A taxing situation: Pennsylvania realty transfer taxes & oil and gas conveyances
11 March 2014
Posted by: Author: Steven M. Regan
Author: Steven M. Regan (Reed Smith LLP)
Conveying oil and gas interests in Pennsylvania raises the question as to whether the document conveying the interest is subject to realty transfer tax and, if so, how the value of the interest determined and the tax calculated. Oil and gas transactions create a variety of interests in property. An oil and gas lease creates two interests, the working interest in the minerals conveyed to the lessee (the exploration and production or E&P company), and the royalty interest reserved by the landowner. Some landowners, for estate planning or other purposes, may deed the mineral estate to a separate entity, such as a family limited partnership.
The E&P company may want to reward a landman who played an integral part in securing an oil and gas lease by granting an overriding royalty interest which, like the landowner’s royalty, is expressed as a percentage of production. Each of these interests is created or conveyed by executing and recording a document in the county land records such as an oil and gas lease, mineral deed, or conveyance of an overriding royalty interest. The Pennsylvania Realty Transfer Act (the "Act”) imposes the tax on any document or writing that transfers mineral rights, unless a statutory exemption or exclusion applies.
The tax is based on the consideration paid in a bona fide sale. In the absence of a bona fide sale, a gift for example, the interest is based on a computed value. Because oil and gas estates and interests are not separately assessed and not subject to real estate taxes, transfer taxes of oil and gas interests are not based on a computed value. As a result, in the absence of consideration in a bona fide sale, transfer taxes on documents conveying oil and gas interests are determined based on the best available evidence of monetary worth.
Oil and Gas Lease and Assignments
Oil and gas leases and lessee assignments: Oil and gas leases would ordinarily be taxable under the Act, but leases and assignments of leases for the production of oil, gas and minerals are statutorily exempt from the tax.
Assignment by the Landowner: A separate assignment of the oil and gas lease by the landowner lessor may present a problem. The Pennsylvania Department of Revenue (the "Department”) takes the position that the landowner’s royalty interest is an interest in real estate which would be subject to transfer tax. The Department’s position is contrary to a long line of cases which hold that an oil and gas lease leaves the landowner with only an interest in the royalties, which are personal property. See, e.g. Snyder Brothers, Inc. v. The Peoples Natural Gas Company, 676 A.2d 1226 (Pa. Super. 1996).
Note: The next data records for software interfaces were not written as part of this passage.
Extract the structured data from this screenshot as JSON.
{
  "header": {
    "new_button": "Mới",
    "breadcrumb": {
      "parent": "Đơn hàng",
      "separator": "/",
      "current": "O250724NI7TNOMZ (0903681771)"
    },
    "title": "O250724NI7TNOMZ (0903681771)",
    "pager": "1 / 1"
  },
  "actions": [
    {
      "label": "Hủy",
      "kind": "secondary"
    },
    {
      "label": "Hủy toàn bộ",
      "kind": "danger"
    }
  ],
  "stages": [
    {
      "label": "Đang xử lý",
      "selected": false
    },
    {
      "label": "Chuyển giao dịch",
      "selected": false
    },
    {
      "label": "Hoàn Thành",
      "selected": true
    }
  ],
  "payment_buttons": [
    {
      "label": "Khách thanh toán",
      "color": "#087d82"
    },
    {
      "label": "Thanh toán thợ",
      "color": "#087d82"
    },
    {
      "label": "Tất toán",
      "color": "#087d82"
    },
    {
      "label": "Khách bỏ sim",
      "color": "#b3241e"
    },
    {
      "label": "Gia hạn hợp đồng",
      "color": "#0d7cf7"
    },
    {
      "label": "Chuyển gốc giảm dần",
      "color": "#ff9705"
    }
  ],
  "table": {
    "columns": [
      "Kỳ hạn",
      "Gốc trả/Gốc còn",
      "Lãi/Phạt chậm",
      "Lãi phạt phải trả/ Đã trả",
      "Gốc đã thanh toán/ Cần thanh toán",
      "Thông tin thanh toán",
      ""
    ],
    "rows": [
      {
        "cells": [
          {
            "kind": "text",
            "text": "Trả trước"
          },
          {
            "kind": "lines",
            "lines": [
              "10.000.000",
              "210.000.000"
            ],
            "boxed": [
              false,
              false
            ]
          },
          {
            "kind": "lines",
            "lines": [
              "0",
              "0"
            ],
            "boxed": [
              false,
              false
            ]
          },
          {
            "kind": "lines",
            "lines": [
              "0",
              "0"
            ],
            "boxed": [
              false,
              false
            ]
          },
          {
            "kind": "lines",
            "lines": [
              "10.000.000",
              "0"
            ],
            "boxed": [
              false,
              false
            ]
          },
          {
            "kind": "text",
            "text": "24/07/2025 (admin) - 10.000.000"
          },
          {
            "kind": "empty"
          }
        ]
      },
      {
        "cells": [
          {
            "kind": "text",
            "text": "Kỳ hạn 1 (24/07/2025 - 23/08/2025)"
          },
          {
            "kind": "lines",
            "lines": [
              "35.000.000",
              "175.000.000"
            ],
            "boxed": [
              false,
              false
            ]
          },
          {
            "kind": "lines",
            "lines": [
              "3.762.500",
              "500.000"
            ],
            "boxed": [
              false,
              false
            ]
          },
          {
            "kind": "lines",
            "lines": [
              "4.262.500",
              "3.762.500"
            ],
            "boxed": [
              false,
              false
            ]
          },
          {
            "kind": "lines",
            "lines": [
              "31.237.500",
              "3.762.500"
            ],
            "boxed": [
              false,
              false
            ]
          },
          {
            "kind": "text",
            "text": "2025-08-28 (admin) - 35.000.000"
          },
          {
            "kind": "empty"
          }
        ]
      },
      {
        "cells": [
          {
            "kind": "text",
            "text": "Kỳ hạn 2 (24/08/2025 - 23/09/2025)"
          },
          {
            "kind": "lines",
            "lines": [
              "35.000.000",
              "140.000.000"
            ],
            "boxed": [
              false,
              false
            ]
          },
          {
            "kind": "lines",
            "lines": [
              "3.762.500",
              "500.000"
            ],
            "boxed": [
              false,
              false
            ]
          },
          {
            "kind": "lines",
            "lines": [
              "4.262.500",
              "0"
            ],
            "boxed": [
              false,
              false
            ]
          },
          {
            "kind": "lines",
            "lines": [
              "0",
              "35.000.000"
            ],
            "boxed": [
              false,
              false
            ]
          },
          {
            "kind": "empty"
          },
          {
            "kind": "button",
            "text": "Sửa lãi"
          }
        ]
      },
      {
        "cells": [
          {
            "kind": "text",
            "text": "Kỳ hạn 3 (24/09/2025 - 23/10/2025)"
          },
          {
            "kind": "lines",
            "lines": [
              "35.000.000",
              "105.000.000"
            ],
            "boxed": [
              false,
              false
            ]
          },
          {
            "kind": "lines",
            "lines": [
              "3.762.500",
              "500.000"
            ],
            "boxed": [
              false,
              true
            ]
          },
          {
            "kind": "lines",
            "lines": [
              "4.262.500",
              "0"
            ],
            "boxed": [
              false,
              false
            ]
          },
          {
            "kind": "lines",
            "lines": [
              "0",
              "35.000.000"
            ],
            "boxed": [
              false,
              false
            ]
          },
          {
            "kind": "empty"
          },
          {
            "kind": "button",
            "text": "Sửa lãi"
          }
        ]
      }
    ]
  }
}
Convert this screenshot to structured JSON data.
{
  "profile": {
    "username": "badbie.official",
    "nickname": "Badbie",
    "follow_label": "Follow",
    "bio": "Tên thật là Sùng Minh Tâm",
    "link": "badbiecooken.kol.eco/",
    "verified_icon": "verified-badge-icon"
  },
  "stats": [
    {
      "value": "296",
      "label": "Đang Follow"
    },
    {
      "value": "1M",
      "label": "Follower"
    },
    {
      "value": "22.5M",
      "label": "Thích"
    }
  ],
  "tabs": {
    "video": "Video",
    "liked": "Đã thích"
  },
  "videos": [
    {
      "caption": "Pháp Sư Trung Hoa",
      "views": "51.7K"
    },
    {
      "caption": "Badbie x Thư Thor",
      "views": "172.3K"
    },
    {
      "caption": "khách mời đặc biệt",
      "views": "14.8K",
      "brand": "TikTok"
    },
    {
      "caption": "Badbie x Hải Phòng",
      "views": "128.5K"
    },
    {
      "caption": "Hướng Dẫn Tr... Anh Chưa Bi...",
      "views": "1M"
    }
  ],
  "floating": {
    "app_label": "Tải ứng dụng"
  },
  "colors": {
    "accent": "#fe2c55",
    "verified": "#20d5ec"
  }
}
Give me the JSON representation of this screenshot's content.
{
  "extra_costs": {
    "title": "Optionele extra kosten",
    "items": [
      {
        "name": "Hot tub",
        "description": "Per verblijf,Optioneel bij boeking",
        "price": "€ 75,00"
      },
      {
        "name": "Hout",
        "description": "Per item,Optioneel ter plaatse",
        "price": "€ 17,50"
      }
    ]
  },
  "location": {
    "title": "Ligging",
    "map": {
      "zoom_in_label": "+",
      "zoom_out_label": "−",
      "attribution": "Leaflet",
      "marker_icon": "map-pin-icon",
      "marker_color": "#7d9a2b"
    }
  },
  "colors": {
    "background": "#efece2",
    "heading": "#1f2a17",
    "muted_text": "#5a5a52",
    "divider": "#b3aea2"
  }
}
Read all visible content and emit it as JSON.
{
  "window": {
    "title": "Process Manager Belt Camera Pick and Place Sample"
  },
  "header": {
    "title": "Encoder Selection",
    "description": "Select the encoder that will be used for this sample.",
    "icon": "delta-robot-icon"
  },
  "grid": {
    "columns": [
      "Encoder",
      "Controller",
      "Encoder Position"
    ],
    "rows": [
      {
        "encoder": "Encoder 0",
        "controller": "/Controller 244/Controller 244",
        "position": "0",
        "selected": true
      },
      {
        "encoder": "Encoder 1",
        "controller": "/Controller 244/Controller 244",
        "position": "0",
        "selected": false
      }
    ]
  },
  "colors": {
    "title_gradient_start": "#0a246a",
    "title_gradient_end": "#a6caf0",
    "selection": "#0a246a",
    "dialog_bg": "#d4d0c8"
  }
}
A deed conveying all or any part of the subsurface mineral estate is subject to Pennsylvania transfer tax.
If no sale occurred, the tax is based on the actual monetary worth of the estate or interest determined by the best available evidence. Applicable transfer tax regulations require that the value of real estate shall be determined by an appraisal only when (a) the real estate was transferred by deed in lieu of foreclosure, or (b) the conveyance was not subject of a bona fide sale and is not separately assessed for local real estate tax purposes.
Conveyance and Assignment of an Overriding Royalty Interest. Whether transfer tax applies becomes an interesting question when one considers a conveyance or assignment of an overriding royalty interest. An overriding royalty interest is an interest in real estate. As such, a document transferring an overriding royalty interest is subject to the tax. Whether the tax is actually due and how it is calculated depends on whether the property is leased and producing. The Department’s Inheritance Tax Bulletin 2102-01 provides that the value of an oil and gas interest is determined as follows:
For leased and producing properties: value at an amount equal to any amounts received that were attributable to actual production of the natural gas interests at issue during the prior 12 months multiplied by two.
For leased, non-producing properties: interests shall be reported at a value of zero (hence, no tax) unless, at the time of the conveyance, the properties were part of a contractual arrangement whereby the properties generated fixed future payments, in which case the natural gas rights shall be calculated by reducing the fixed future payments to present value using established IRS actuarial tables found in IRS publication 1457 Actuarial Values Table B, Section 3 Annuity, income and remainder interests for a term certain.
For non-leased, non-producing properties: the interests are reported at a zero value and no tax is due.
While the Department’s Inheritance Tax Bulletin addresses the taxable value of natural gas for inheritance tax purposes, the Department’s Realty Transfer Tax and Personal Income Tax Bulletin 2012-04 states that the Department may, in its discretion, accept other credible evidence of the value of mineral rights such as the methods described in the Inheritance Tax Bulletin. The various means by which a natural gas interest may be conveyed may result in transfer taxes. It is important to first determine whether the interest being conveyed is an interest in real estate. Then, if no exemption applies, assemble credible evidence of value that the Department may accept or that the Act and its regulations may require.
This article first appeared on lexology.com.